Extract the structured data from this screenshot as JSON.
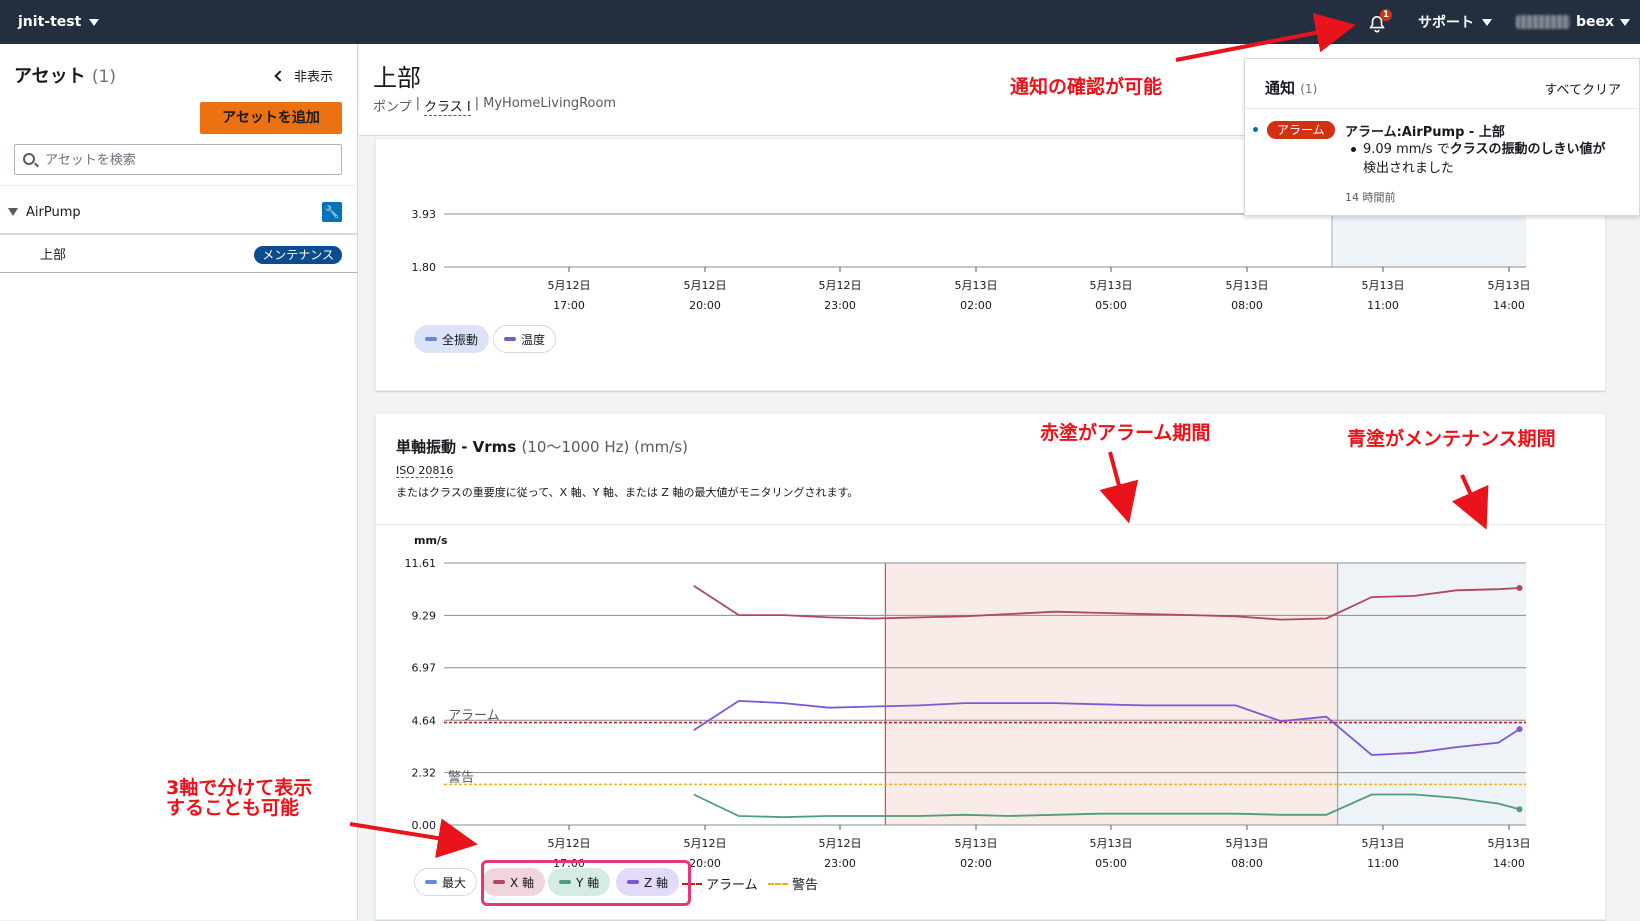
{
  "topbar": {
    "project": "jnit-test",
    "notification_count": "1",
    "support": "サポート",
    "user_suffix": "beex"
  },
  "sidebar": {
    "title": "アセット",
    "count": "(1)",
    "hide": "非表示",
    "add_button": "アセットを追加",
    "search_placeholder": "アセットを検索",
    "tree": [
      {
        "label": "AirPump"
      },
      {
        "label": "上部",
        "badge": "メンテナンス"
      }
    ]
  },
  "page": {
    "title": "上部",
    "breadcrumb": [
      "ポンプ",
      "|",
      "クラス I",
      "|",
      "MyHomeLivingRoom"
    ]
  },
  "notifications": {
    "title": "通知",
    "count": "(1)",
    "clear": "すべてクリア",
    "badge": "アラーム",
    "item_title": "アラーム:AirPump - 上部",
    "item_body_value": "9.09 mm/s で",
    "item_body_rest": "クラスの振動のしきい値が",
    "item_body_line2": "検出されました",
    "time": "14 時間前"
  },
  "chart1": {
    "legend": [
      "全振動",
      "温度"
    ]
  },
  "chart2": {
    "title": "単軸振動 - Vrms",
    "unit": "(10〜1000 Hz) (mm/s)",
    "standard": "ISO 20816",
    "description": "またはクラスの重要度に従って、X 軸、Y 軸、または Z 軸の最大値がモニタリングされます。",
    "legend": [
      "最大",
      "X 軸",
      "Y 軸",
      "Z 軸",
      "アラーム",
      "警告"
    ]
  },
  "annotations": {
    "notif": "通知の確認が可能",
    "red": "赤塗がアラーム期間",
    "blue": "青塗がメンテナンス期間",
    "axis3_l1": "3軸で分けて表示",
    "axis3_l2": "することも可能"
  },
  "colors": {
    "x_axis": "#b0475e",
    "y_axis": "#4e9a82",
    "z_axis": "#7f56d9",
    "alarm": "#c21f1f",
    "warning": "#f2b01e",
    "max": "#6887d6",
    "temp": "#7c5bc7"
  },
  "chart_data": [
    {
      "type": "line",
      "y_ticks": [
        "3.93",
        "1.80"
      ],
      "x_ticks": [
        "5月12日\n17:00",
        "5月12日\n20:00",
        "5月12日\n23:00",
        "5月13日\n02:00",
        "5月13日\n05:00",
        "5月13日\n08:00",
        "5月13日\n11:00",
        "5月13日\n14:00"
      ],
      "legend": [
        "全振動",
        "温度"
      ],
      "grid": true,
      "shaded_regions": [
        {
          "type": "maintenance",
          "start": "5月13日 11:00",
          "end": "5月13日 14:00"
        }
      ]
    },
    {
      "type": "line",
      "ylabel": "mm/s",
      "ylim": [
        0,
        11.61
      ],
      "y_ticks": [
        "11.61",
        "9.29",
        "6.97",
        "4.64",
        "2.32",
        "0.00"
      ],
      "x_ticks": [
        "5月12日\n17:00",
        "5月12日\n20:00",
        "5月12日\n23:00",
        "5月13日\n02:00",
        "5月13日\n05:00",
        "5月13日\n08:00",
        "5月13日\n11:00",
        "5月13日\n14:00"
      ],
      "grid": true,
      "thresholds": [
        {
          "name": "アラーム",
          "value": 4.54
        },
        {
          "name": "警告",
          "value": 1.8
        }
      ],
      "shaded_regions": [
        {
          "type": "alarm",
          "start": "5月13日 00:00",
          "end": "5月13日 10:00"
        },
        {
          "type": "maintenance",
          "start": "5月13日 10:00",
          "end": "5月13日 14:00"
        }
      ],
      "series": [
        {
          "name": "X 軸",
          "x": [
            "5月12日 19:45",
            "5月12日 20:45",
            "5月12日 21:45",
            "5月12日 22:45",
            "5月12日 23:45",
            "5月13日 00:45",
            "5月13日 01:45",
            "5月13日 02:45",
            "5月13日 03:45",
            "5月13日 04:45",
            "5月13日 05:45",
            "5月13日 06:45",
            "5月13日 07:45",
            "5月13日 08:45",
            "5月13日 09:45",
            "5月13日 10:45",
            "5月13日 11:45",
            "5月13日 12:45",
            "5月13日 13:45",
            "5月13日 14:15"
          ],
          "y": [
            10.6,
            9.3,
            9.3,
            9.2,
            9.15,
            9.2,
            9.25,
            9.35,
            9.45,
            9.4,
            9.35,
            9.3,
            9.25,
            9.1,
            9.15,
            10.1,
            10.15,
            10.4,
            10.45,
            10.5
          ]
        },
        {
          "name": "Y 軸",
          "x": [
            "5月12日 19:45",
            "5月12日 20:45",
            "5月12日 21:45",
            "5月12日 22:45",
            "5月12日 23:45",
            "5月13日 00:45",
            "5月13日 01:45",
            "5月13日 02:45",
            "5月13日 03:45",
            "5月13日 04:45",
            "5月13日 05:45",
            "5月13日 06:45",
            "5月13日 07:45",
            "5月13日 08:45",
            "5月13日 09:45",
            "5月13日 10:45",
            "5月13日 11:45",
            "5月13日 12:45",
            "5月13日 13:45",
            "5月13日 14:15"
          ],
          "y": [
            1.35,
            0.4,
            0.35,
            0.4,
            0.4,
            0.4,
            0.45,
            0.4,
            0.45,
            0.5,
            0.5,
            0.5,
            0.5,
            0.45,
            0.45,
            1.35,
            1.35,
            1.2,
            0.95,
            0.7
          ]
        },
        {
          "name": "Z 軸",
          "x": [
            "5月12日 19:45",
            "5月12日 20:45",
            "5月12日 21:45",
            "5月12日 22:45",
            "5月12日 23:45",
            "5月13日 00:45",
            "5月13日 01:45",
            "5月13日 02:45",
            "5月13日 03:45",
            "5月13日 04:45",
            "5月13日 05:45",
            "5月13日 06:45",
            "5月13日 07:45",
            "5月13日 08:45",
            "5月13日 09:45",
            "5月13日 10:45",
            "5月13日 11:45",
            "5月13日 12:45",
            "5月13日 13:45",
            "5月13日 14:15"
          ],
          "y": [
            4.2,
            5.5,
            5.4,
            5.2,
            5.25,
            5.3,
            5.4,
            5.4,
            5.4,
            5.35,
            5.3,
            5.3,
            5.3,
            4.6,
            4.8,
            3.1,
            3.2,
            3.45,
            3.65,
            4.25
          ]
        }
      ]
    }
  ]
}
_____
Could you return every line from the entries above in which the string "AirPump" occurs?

◆ **EXERCISE SOLUTION**:
        "label": "AirPump"
    "item_title": "アラーム:AirPump - 上部",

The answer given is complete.